The question: My due date is 8 weeks away and the doctor has told me that the baby is breech. What are the chances at this point that the baby will turn around? Are there ways to make the baby turn around? - Cortney, Chicago IL
The expert answers:
Hi, Cortney -
First, let's define what is meant by breech. When a baby is born, usually the first part that we see emerging from the birth canal is the head. In a breech birth, the first thing we would see would be the buttocks or the feet. In others words, this baby would be coming out the "wrong" way.
ask your question! At your gestation of 32 weeks, it is very probable that your baby may turn itself. If it has not turned by 37-38 weeks, it probably will not, BUT we have all heard stories of how the baby turned around on the way to the delivery room. Maybe... maybe not!
If your baby has not turned by about 38 weeks, there is a procedure called breech version [or external version] which can be tried. This is done in the hospital with every precaution taken to assure the health of the mother and the baby.
You would have an IV started and be given a medication either in the muscle or in the IV to relax the muscles of the uterus. Under ultrasound observation, the baby is moved around by the doctor's hands on the outside of your abdomen. This can be uncomfortable but should not be painful. If the baby is going to be amenable to turning, it usually does so without a lot of difficulty. Occasionally, the baby is already wedged into the pelvis and the doctor will be unable to get the baby to turn at all.

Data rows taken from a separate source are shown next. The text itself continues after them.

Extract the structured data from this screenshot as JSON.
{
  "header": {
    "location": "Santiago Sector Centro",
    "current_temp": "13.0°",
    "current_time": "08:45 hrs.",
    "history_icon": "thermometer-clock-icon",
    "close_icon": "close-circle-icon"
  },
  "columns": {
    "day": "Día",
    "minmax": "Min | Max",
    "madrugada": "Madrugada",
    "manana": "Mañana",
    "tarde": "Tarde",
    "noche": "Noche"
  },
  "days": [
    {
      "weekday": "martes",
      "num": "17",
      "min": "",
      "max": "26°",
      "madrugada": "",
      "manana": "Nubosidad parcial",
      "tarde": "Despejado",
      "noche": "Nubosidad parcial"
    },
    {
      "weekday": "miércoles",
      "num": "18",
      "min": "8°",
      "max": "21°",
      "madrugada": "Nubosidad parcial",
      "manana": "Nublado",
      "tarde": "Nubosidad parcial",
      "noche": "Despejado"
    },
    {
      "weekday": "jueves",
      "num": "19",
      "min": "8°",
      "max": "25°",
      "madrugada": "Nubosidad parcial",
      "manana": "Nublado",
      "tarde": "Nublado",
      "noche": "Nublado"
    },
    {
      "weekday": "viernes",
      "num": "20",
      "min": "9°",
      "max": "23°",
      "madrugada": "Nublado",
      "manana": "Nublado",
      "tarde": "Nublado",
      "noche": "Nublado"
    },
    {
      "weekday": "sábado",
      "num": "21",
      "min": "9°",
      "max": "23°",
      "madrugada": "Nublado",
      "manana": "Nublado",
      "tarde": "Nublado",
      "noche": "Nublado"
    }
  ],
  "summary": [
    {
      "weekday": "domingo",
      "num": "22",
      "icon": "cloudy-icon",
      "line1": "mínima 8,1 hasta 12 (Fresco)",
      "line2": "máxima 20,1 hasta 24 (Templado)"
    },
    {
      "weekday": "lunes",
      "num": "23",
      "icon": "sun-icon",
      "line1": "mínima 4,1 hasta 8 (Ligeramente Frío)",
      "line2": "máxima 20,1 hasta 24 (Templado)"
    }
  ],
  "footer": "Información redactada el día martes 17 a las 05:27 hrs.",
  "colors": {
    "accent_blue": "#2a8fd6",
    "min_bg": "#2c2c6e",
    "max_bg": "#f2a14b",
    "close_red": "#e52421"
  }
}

Chances of getting the baby to turn and to stay there are about 50/50. The main risk in this procedure is cord entanglement, and that is the reason that everything is watched so carefully by ultrasound during the procedure. Should an emergency develop while the version is being attempted, an immediate cesarean delivery would be done.
Remember, even after a successful version, the baby can turn around again. There are no guarantees that once it has turned, that it will stay.
Vaginal deliveries of a breech presentation are not done too often these days. The main reason is that you have the largest part of the baby coming through the pelvis last. This can be a problem if the head or shoulders become entrapped. Because of the unique presentation, there is also an increased chance that the cord could be involved and the baby's blood and oxygen supply be diminished for a longer period of time than usual at delivery. For these reasons, it is generally felt that the safest way to deliver a breech baby is by cesarean delivery. While cesarean delivery does pose the same risks as any surgery, the risks to the baby are minimal and do not involve the unique problems that I mentioned that are very specific to breech births.
Good luck to you, Cortney -- I wish you and your baby a really good turn!